Reducing your caloric intake could have some major health benefits, among them preventing Alzheimer's disease and cancer.
That's according to research led by Mark Mattson, a neuroscientist at the National Institute on Aging in Baltimore.
Eating fewer calories with alternate day fasting has increased the lifespan in some lab animals. But it remains unclear whether so-called caloric restriction can make people live longer.
But there's enough evidence to convince scientists to further explore the potential benefits of eating fewer calories. The reduction could possibly be used to treat conditions including stroke, diabetes, spinal cord injury, asthma and cardiovascular disease.
Mattson recently discussed his work on caloric restriction at the American Association of the Advancement of Science annual meeting in Vancouver.
"Dietary energy restriction extends lifespan and protects the brain and cardiovascular system against age-related disease," Mattson said in the Daily Mail .
Mattson, who's also a professor of neuroscience at John Hopkins University, practices caloric restriction but said he would currently recommend the practice only to people who are overweight or obese.

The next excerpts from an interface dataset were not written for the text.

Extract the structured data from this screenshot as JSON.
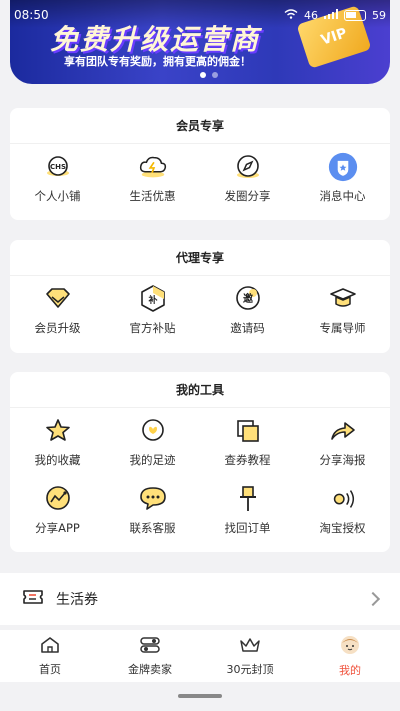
{
  "status_bar": {
    "time": "08:50",
    "signal_text": "46",
    "battery": "59"
  },
  "banner": {
    "title": "免费升级运营商",
    "subtitle": "享有团队专有奖励，拥有更高的佣金！",
    "badge": "VIP"
  },
  "sections": [
    {
      "title": "会员专享",
      "items": [
        {
          "label": "个人小铺",
          "icon": "shop-badge-icon"
        },
        {
          "label": "生活优惠",
          "icon": "cloud-lightning-icon"
        },
        {
          "label": "发圈分享",
          "icon": "compass-icon"
        },
        {
          "label": "消息中心",
          "icon": "message-shield-icon"
        }
      ]
    },
    {
      "title": "代理专享",
      "items": [
        {
          "label": "会员升级",
          "icon": "diamond-icon"
        },
        {
          "label": "官方补贴",
          "icon": "subsidy-hexagon-icon"
        },
        {
          "label": "邀请码",
          "icon": "invite-code-icon"
        },
        {
          "label": "专属导师",
          "icon": "graduation-cap-icon"
        }
      ]
    },
    {
      "title": "我的工具",
      "items": [
        {
          "label": "我的收藏",
          "icon": "star-icon"
        },
        {
          "label": "我的足迹",
          "icon": "footprint-icon"
        },
        {
          "label": "查券教程",
          "icon": "tutorial-squares-icon"
        },
        {
          "label": "分享海报",
          "icon": "share-arrow-icon"
        },
        {
          "label": "分享APP",
          "icon": "share-app-icon"
        },
        {
          "label": "联系客服",
          "icon": "chat-bubble-icon"
        },
        {
          "label": "找回订单",
          "icon": "pin-icon"
        },
        {
          "label": "淘宝授权",
          "icon": "broadcast-icon"
        }
      ]
    }
  ],
  "coupon": {
    "label": "生活券"
  },
  "nav": [
    {
      "label": "首页",
      "icon": "home-icon",
      "active": false
    },
    {
      "label": "金牌卖家",
      "icon": "toggle-icon",
      "active": false
    },
    {
      "label": "30元封顶",
      "icon": "crown-icon",
      "active": false
    },
    {
      "label": "我的",
      "icon": "profile-face-icon",
      "active": true
    }
  ],
  "colors": {
    "accent": "#f0523c",
    "icon_yellow": "#ffd24a",
    "banner_blue": "#2e39b8"
  }
}
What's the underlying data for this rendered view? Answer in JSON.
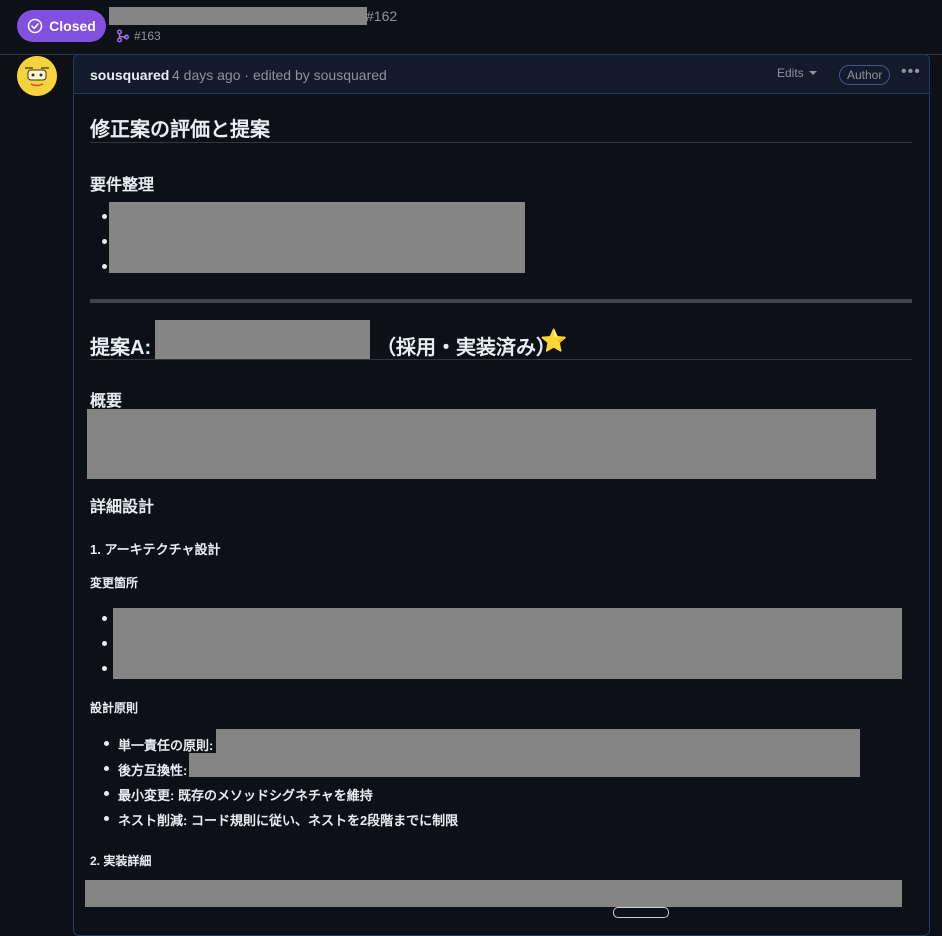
{
  "header": {
    "status_label": "Closed",
    "status_color": "#8250df",
    "issue_number": "#162",
    "linked_pr": "#163"
  },
  "comment": {
    "author": "sousquared",
    "meta": "4 days ago · edited by sousquared",
    "edits_label": "Edits",
    "author_badge": "Author",
    "more_icon": "kebab-horizontal-icon"
  },
  "body": {
    "h_evaluation": "修正案の評価と提案",
    "h_requirements": "要件整理",
    "h_proposal_prefix": "提案A:",
    "h_proposal_suffix": "（採用・実装済み）",
    "star_emoji": "⭐",
    "h_overview": "概要",
    "h_detail": "詳細設計",
    "h_arch": "1. アーキテクチャ設計",
    "h_changes": "変更箇所",
    "h_principles": "設計原則",
    "principles": [
      "単一責任の原則:",
      "後方互換性:",
      "最小変更: 既存のメソッドシグネチャを維持",
      "ネスト削減: コード規則に従い、ネストを2段階までに制限"
    ],
    "h_impl": "2. 実装詳細"
  }
}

He said more research is needed before the practice can be recommended for people who are lean.